From Arizona to Obama, the issue of official records has been put into the foreground of the national conversation, as if papers are more important than the people that they're supposed to document. In our low-context culture Americans discredit reality if there's not an officially sanctioned, government-produced certificate that validates who we are. It doesn't seem to matter what we do.
Want a beer? Have your IDs OUT!
But I'm 50 years old!
This is your house? Give me the deed.
I was born here. My mother was born in the back bedroom. My grandfather built this house on land my uncle gave him.
Are you qualified? I need to see your diploma.
I have been working here for 15 years!
Are you poor? Show me your tax return.
Yes, I live with 10 other people in a 2 bedroom apartment with one bathroom just to appear poor.
Are you really American? Let's see your
But I'm the president of the United States!
Are you her father? You're white and Jewish and she's a Black Haitian girl...And you're married to man.
Here are the papers proving she's my child.
But, as the adoptee points out above, this is only true when it serves people in power. None of this enthusiasm for officialdom serves the people it is documenting.
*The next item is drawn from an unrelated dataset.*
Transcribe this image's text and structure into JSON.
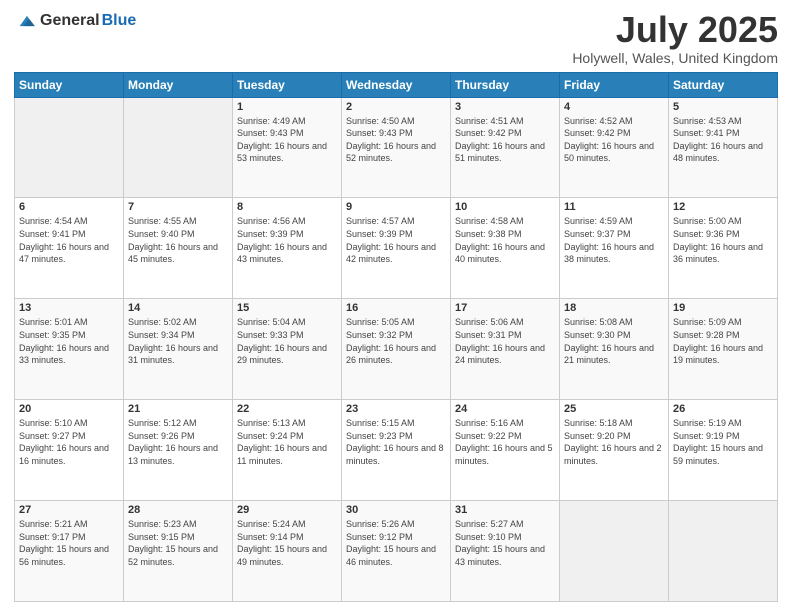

Although the need for legitimatizing seems obvious to us, it's actually a cultural trait ingrained in Americans. Furthermore, it short-circuits our development of trust and observation, and often blocks justice. Even when it's ridiculous.